I can see why it fails for two tables with different users, but there's only one user in my DB. And it doesn't fail if I apply FK afterwards for me. As for your original test, it doesn't fail for me, and I can't test on 2005/8 because I don't have them installed. I'll post more details on what I do but I still think it's a problem with big-batch insert, because it works in 1-by-1 cursor, in TOP 1/100, and when FK is applied afterwards. So it's not a problem with the data or schema. Nevertheless, thanks for such a detailed investigation. –  queen3 Oct 13 '09 at 8:42
    
I've added more details on tables and how I populate Addresses. Not that I think it will help... Currently I'm fine with DROP/ADD CONSTRAINT so this question remains only for curiosity. Just a weird bug that I don't and would like to understand. –  queen3 Oct 13 '09 at 8:49

Random thought...

What credentials are you using, what did ORM use, and what schema?

eg the tables and FKs are actually using "bob" schema

  • bob.Addresses
  • bob.Users
  • bob.UserAddresses

but because of pre-SQL 2005 user/schema stuff, you are in "harry" schema...

INSERT INTO UserAddresses (UserId, AddressId)
  SELECT UserId, Id
  FROM Addresses

-- is actually
INSERT INTO harry.UserAddresses (UserId, AddressId)
  SELECT UserId, Id
  FROM bob.Addresses
-- or
INSERT INTO bob.UserAddresses (UserId, AddressId)
  SELECT UserId, Id
  FROM harry.Addresses

More than once I've enjoyed the spectacle of testers and developers getting different results because of lack of qualifying schema...

share|improve this answer
    
Good point. I had "de-schema-fied" my test code. Check out the update to my post. –  Rob Garrison Oct 12 '09 at 19:42

Check the UserAddresses table.

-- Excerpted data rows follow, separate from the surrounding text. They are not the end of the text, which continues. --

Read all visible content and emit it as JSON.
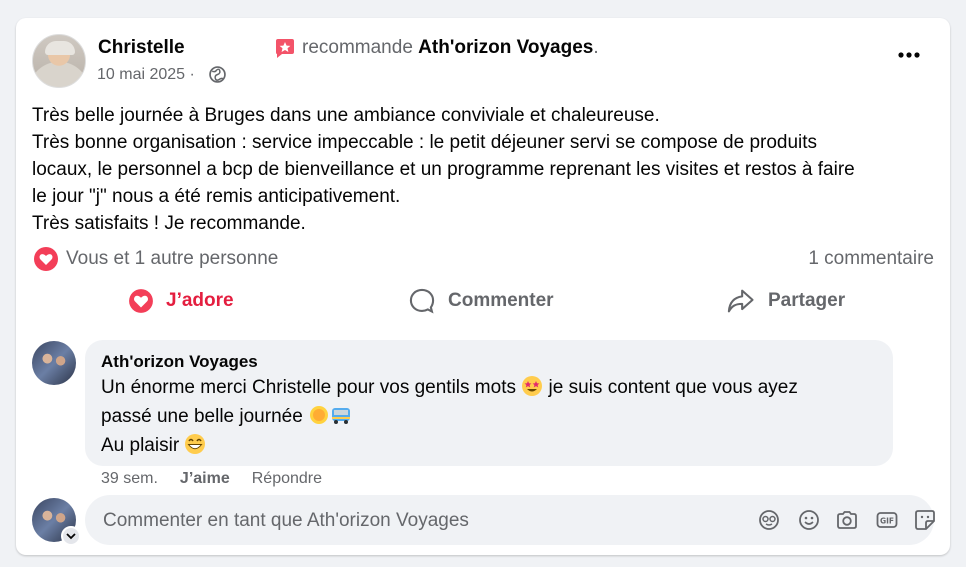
{
  "post": {
    "author": "Christelle",
    "date": "10 mai 2025 ·",
    "rec_prefix": "recommande ",
    "rec_page": "Ath'orizon Voyages",
    "rec_suffix": ".",
    "lines": [
      "Très belle journée à Bruges dans une ambiance conviviale et chaleureuse.",
      "Très bonne organisation : service impeccable : le  petit déjeuner servi se compose de produits",
      "locaux, le personnel  a bcp de bienveillance et un programme reprenant les visites et restos à faire",
      "le jour \"j\" nous a été remis anticipativement.",
      "Très satisfaits ! Je recommande."
    ]
  },
  "reactions": {
    "label": "Vous et 1 autre personne",
    "comments": "1 commentaire"
  },
  "actions": {
    "like": "J’adore",
    "comment": "Commenter",
    "share": "Partager"
  },
  "comment": {
    "author": "Ath'orizon Voyages",
    "text1": "Un énorme merci Christelle pour vos gentils mots",
    "text1b": " je suis content que vous ayez",
    "text2": "passé une belle journée ",
    "text3": "Au plaisir ",
    "time": "39 sem.",
    "like": "J’aime",
    "reply": "Répondre"
  },
  "composer": {
    "placeholder": "Commenter en tant que Ath'orizon Voyages"
  },
  "colors": {
    "accent_red": "#e41e3f",
    "muted": "#65676b",
    "bubble": "#f0f2f5"
  },
  "icons": [
    "globe-icon",
    "recommend-icon",
    "more-icon",
    "heart-icon",
    "comment-icon",
    "share-icon",
    "avatar-icon",
    "emoji-icon",
    "camera-icon",
    "gif-icon",
    "sticker-icon"
  ]
}
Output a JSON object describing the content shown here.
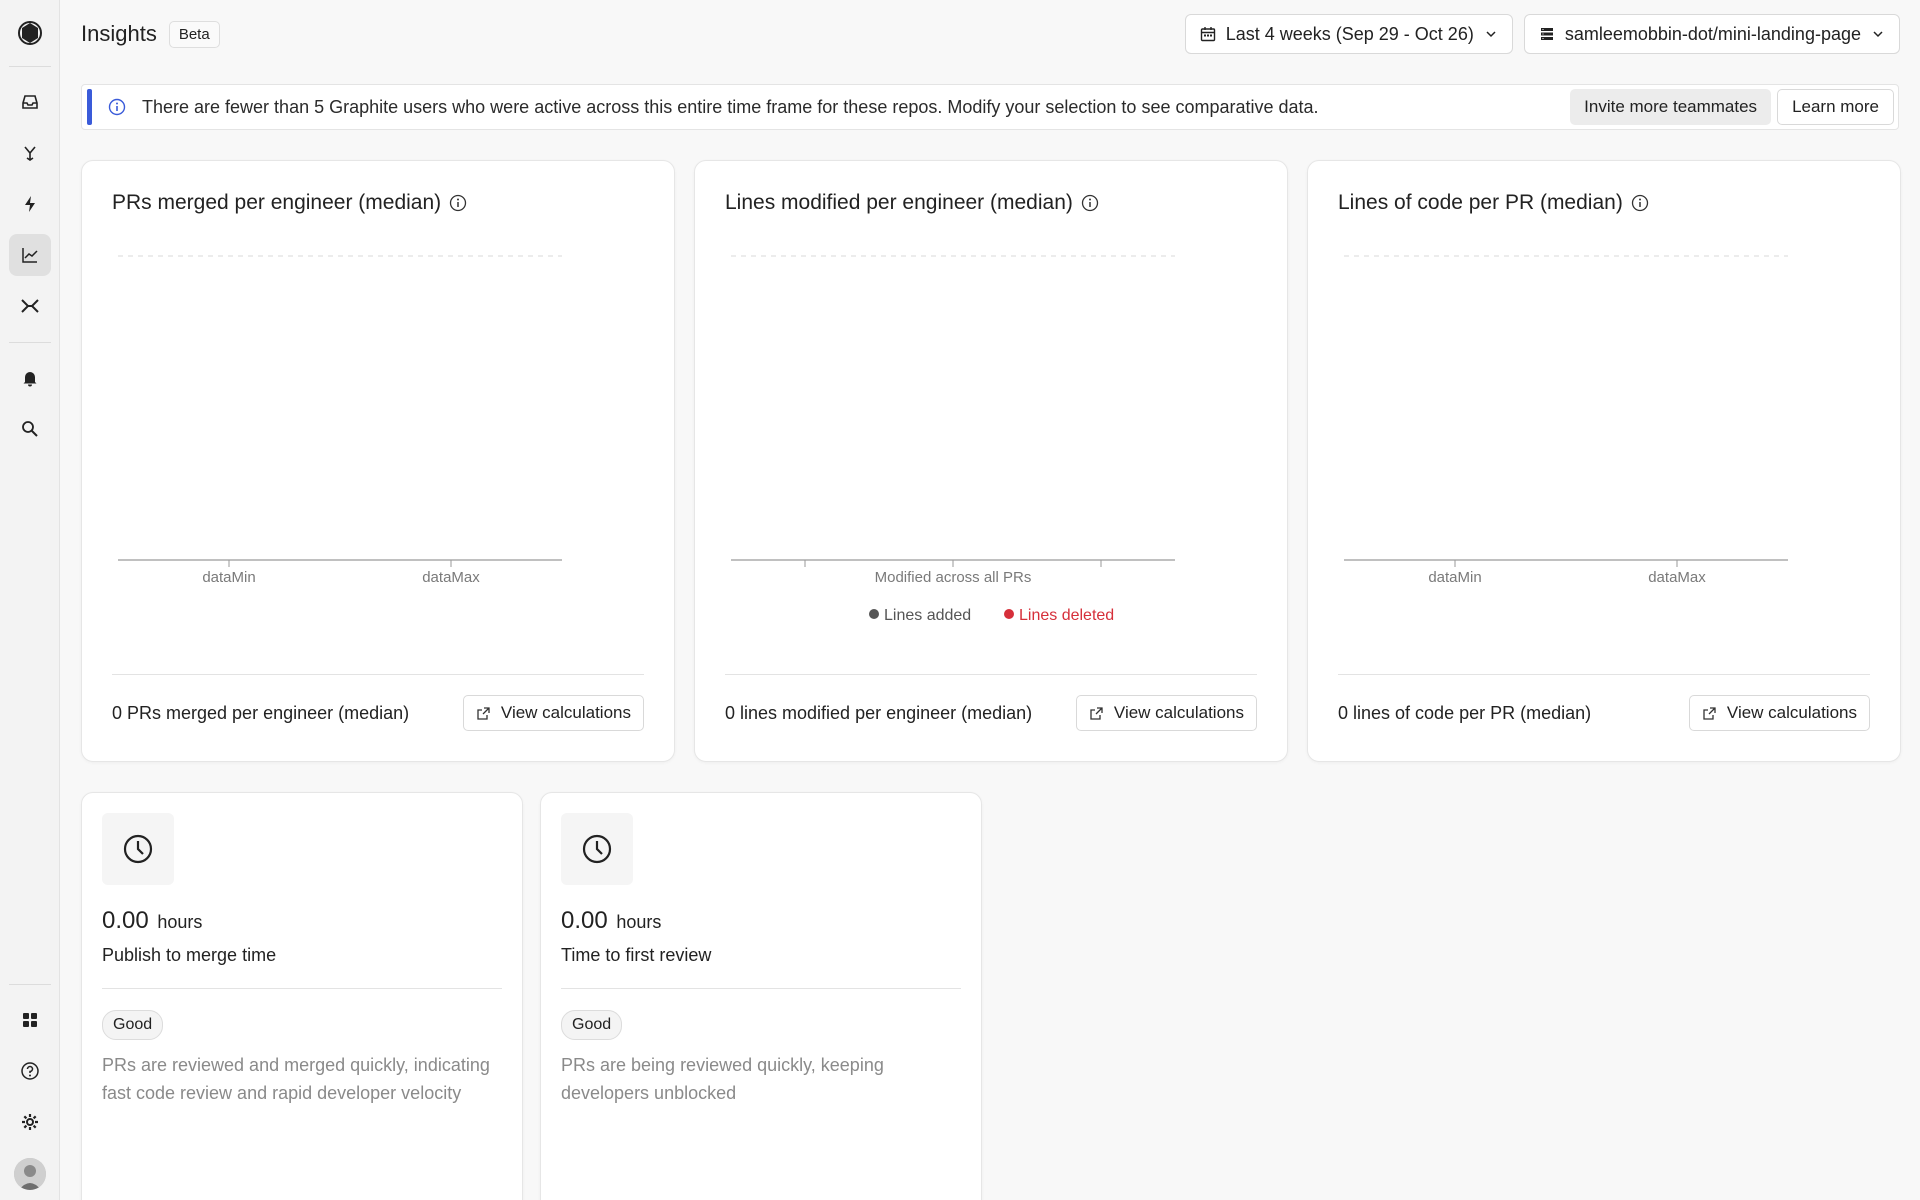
{
  "sidebar": {
    "items": [
      {
        "name": "sidebar-item-inbox",
        "icon": "inbox-icon"
      },
      {
        "name": "sidebar-item-merge",
        "icon": "merge-icon"
      },
      {
        "name": "sidebar-item-activity",
        "icon": "bolt-icon"
      },
      {
        "name": "sidebar-item-insights",
        "icon": "chart-line-icon",
        "active": true
      },
      {
        "name": "sidebar-item-stacks",
        "icon": "stack-icon"
      },
      {
        "name": "sidebar-item-notifications",
        "icon": "bell-icon"
      },
      {
        "name": "sidebar-item-search",
        "icon": "search-icon"
      }
    ],
    "bottom": [
      {
        "name": "sidebar-item-apps",
        "icon": "grid-icon"
      },
      {
        "name": "sidebar-item-help",
        "icon": "help-icon"
      },
      {
        "name": "sidebar-item-settings",
        "icon": "gear-icon"
      }
    ]
  },
  "header": {
    "title": "Insights",
    "badge": "Beta",
    "date_range": "Last 4 weeks (Sep 29 - Oct 26)",
    "repo": "samleemobbin-dot/mini-landing-page"
  },
  "banner": {
    "text": "There are fewer than 5 Graphite users who were active across this entire time frame for these repos. Modify your selection to see comparative data.",
    "invite_label": "Invite more teammates",
    "learn_label": "Learn more",
    "accent": "#3a5bd9"
  },
  "charts": [
    {
      "title": "PRs merged per engineer (median)",
      "footer": "0 PRs merged per engineer (median)",
      "button": "View calculations",
      "ticks": [
        "dataMin",
        "dataMax"
      ]
    },
    {
      "title": "Lines modified per engineer (median)",
      "footer": "0 lines modified per engineer (median)",
      "button": "View calculations",
      "xlabel": "Modified across all PRs",
      "legend": [
        {
          "label": "Lines added",
          "color": "#555555"
        },
        {
          "label": "Lines deleted",
          "color": "#d62f3a"
        }
      ]
    },
    {
      "title": "Lines of code per PR (median)",
      "footer": "0 lines of code per PR (median)",
      "button": "View calculations",
      "ticks": [
        "dataMin",
        "dataMax"
      ]
    }
  ],
  "chart_data": [
    {
      "type": "bar",
      "title": "PRs merged per engineer (median)",
      "categories": [],
      "values": [],
      "xticks": [
        "dataMin",
        "dataMax"
      ]
    },
    {
      "type": "bar",
      "title": "Lines modified per engineer (median)",
      "xlabel": "Modified across all PRs",
      "series": [
        {
          "name": "Lines added",
          "values": []
        },
        {
          "name": "Lines deleted",
          "values": []
        }
      ]
    },
    {
      "type": "bar",
      "title": "Lines of code per PR (median)",
      "categories": [],
      "values": [],
      "xticks": [
        "dataMin",
        "dataMax"
      ]
    }
  ],
  "metrics": [
    {
      "value": "0.00",
      "unit": "hours",
      "label": "Publish to merge time",
      "badge": "Good",
      "description": "PRs are reviewed and merged quickly, indicating fast code review and rapid developer velocity",
      "icon": "clock-icon"
    },
    {
      "value": "0.00",
      "unit": "hours",
      "label": "Time to first review",
      "badge": "Good",
      "description": "PRs are being reviewed quickly, keeping developers unblocked",
      "icon": "clock-icon"
    }
  ]
}
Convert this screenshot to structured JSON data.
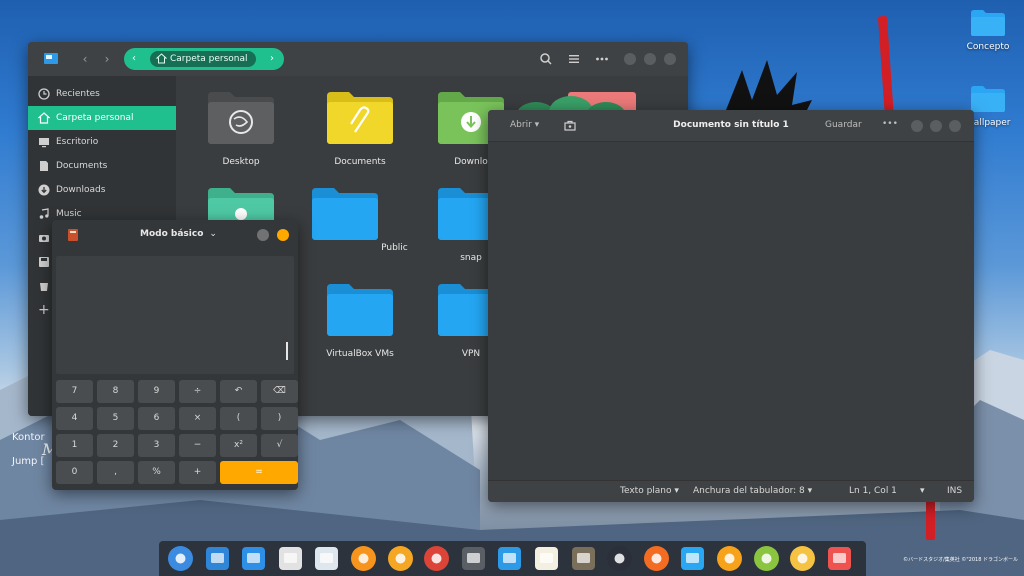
{
  "desktop": {
    "icons": [
      {
        "label": "Concepto",
        "icon": "folder-icon"
      },
      {
        "label": "Wallpaper",
        "icon": "folder-icon"
      }
    ],
    "wall_text": {
      "line1": "Kontor",
      "line2": "M",
      "line3": "Jump ["
    },
    "copyright": "©バードスタジオ/集英社 ©\"2018 ドラゴンボール"
  },
  "file_manager": {
    "path_crumb": "Carpeta personal",
    "sidebar": {
      "items": [
        {
          "label": "Recientes",
          "icon": "clock-icon"
        },
        {
          "label": "Carpeta personal",
          "icon": "home-icon",
          "active": true
        },
        {
          "label": "Escritorio",
          "icon": "desktop-icon"
        },
        {
          "label": "Documents",
          "icon": "document-icon"
        },
        {
          "label": "Downloads",
          "icon": "download-icon"
        },
        {
          "label": "Music",
          "icon": "music-icon"
        }
      ],
      "add_label": "+"
    },
    "folders": [
      {
        "label": "Desktop",
        "color": "#5e5f61",
        "emblem": "deepin-logo-icon"
      },
      {
        "label": "Documents",
        "color": "#f2d72b",
        "emblem": "paperclip-icon"
      },
      {
        "label": "Downlo",
        "color": "#7ac35b",
        "emblem": "download-icon"
      },
      {
        "label": "",
        "color": "#4fc9a4",
        "emblem": "flower-icon"
      },
      {
        "label": "Public",
        "color": "#24a6f2",
        "emblem": ""
      },
      {
        "label": "snap",
        "color": "#24a6f2",
        "emblem": ""
      },
      {
        "label": "",
        "color": "#24a6f2",
        "emblem": ""
      },
      {
        "label": "VirtualBox VMs",
        "color": "#24a6f2",
        "emblem": ""
      },
      {
        "label": "VPN",
        "color": "#24a6f2",
        "emblem": ""
      }
    ]
  },
  "calculator": {
    "mode": "Modo básico",
    "keys": [
      {
        "label": "7"
      },
      {
        "label": "8"
      },
      {
        "label": "9"
      },
      {
        "label": "÷"
      },
      {
        "label": "↶"
      },
      {
        "label": "⌫"
      },
      {
        "label": "4"
      },
      {
        "label": "5"
      },
      {
        "label": "6"
      },
      {
        "label": "×"
      },
      {
        "label": "("
      },
      {
        "label": ")"
      },
      {
        "label": "1"
      },
      {
        "label": "2"
      },
      {
        "label": "3"
      },
      {
        "label": "−"
      },
      {
        "label": "x²"
      },
      {
        "label": "√"
      },
      {
        "label": "0"
      },
      {
        "label": ","
      },
      {
        "label": "%"
      },
      {
        "label": "+"
      },
      {
        "label": "=",
        "accent": true
      }
    ],
    "accent_color": "#ffa800"
  },
  "editor": {
    "open_label": "Abrir",
    "title": "Documento sin título 1",
    "save_label": "Guardar",
    "more_label": "•••",
    "status": {
      "language": "Texto plano",
      "tab_width": "Anchura del tabulador: 8",
      "position": "Ln 1, Col 1",
      "mode": "INS"
    }
  },
  "dock": {
    "apps": [
      {
        "icon": "launcher-rocket-icon",
        "color": "#3b8be0"
      },
      {
        "icon": "image-viewer-icon",
        "color": "#2f86d8"
      },
      {
        "icon": "workspaces-icon",
        "color": "#2e8fe6"
      },
      {
        "icon": "file-manager-icon",
        "color": "#e2e2e2"
      },
      {
        "icon": "screenshot-icon",
        "color": "#dfe7ee"
      },
      {
        "icon": "orange-app-icon",
        "color": "#f7941d"
      },
      {
        "icon": "media-player-icon",
        "color": "#f5a623"
      },
      {
        "icon": "chrome-icon",
        "color": "#db4437"
      },
      {
        "icon": "settings-icon",
        "color": "#5a5f66"
      },
      {
        "icon": "finder-icon",
        "color": "#2d9ae8"
      },
      {
        "icon": "text-editor-icon",
        "color": "#f3f0e2"
      },
      {
        "icon": "calculator-icon",
        "color": "#7a6f5a"
      },
      {
        "icon": "music-player-icon",
        "color": "#2b2f3a"
      },
      {
        "icon": "eject-icon",
        "color": "#f36c21"
      },
      {
        "icon": "wifi-icon",
        "color": "#2aa7f2"
      },
      {
        "icon": "power-icon",
        "color": "#f7a21b"
      },
      {
        "icon": "battery-icon",
        "color": "#8bc53f"
      },
      {
        "icon": "clock-app-icon",
        "color": "#f5c242"
      },
      {
        "icon": "trash-icon",
        "color": "#ef5350"
      }
    ]
  },
  "colors": {
    "accent_green": "#1fc08e",
    "calculator_orange": "#ffa800"
  }
}
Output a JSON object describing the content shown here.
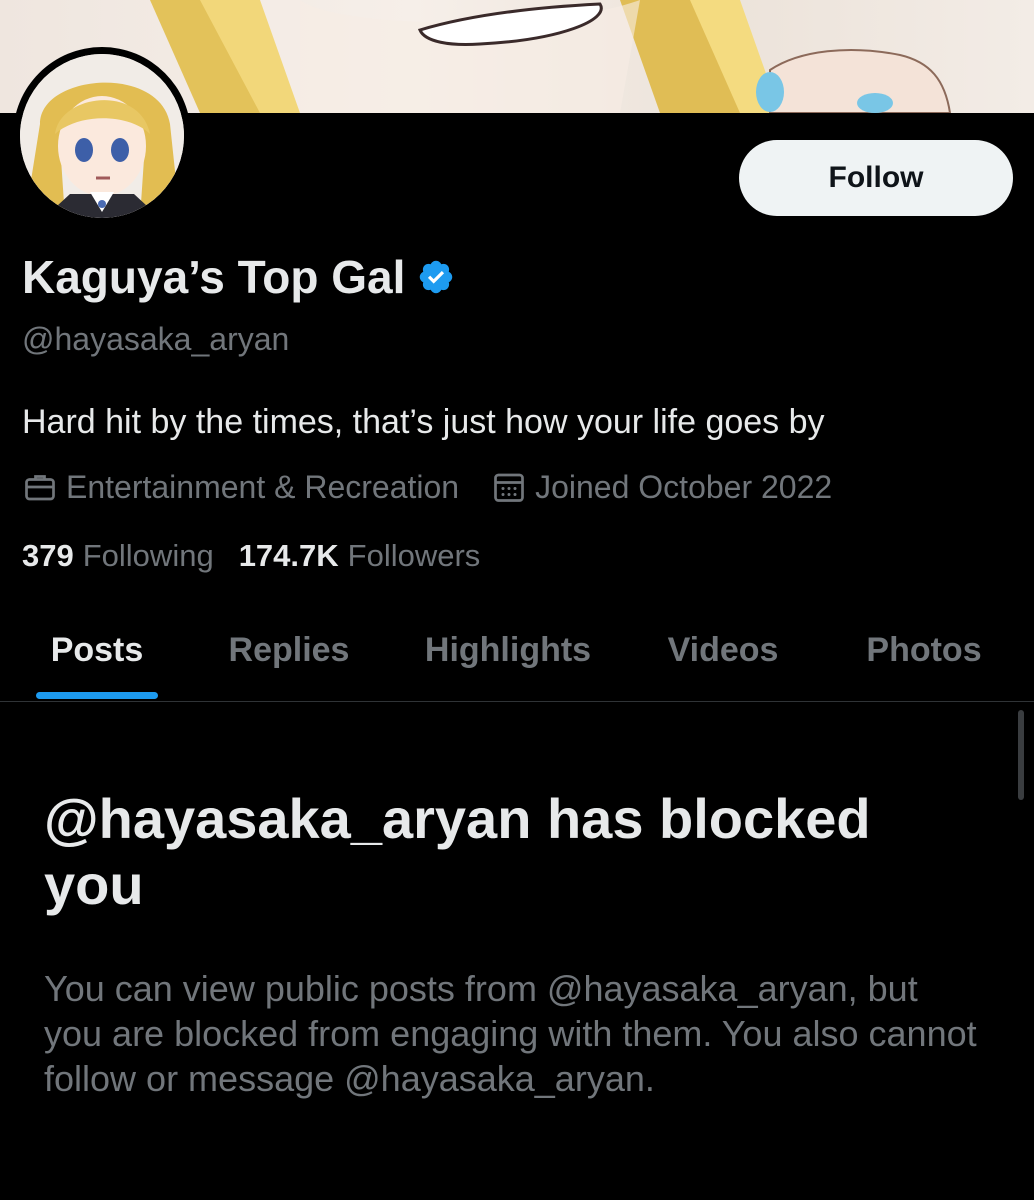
{
  "colors": {
    "background": "#000000",
    "primary_text": "#e7e9ea",
    "secondary_text": "#71767b",
    "accent": "#1d9bf0",
    "follow_button_bg": "#eff3f4"
  },
  "profile": {
    "display_name": "Kaguya’s Top Gal",
    "verified_icon": "verified-badge-icon",
    "handle": "@hayasaka_aryan",
    "bio": "Hard hit by the times, that’s just how your life goes by",
    "category_icon": "briefcase-icon",
    "category": "Entertainment & Recreation",
    "joined_icon": "calendar-icon",
    "joined": "Joined October 2022",
    "following_count": "379",
    "following_label": "Following",
    "followers_count": "174.7K",
    "followers_label": "Followers"
  },
  "actions": {
    "follow_label": "Follow"
  },
  "tabs": [
    {
      "label": "Posts",
      "active": true
    },
    {
      "label": "Replies",
      "active": false
    },
    {
      "label": "Highlights",
      "active": false
    },
    {
      "label": "Videos",
      "active": false
    },
    {
      "label": "Photos",
      "active": false
    }
  ],
  "blocked": {
    "title": "@hayasaka_aryan has blocked you",
    "description": "You can view public posts from @hayasaka_aryan, but you are blocked from engaging with them. You also cannot follow or message @hayasaka_aryan."
  }
}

Maybe someone has defined a (BAD!) trigger on the table that does some Evil to the Addresses or UserAddresses table somehow.

share|improve this answer
    
The whole database is generated by ORM (NHibernate) just before I do import. It is completely innocent, even without data. –  queen3 Oct 12 '09 at 10:10
1  
Trigger are good not bad, they are only bad if the developer is too uneducated to use them properly. –  HLGEM Oct 12 '09 at 14:44
    
Triggers can be good, or they can be "bad". An example of a Bad Trigger would be one that modifies your UserAddresses or Addresses table in some evil way that is not transparent. That's what I meant. –  Dave Markle Oct 12 '09 at 22:19

Your Answer

 
discard

By posting your answer, you agree to the privacy policy and terms of service.

Not the answer you're looking for? Browse other questions tagged or ask your own question.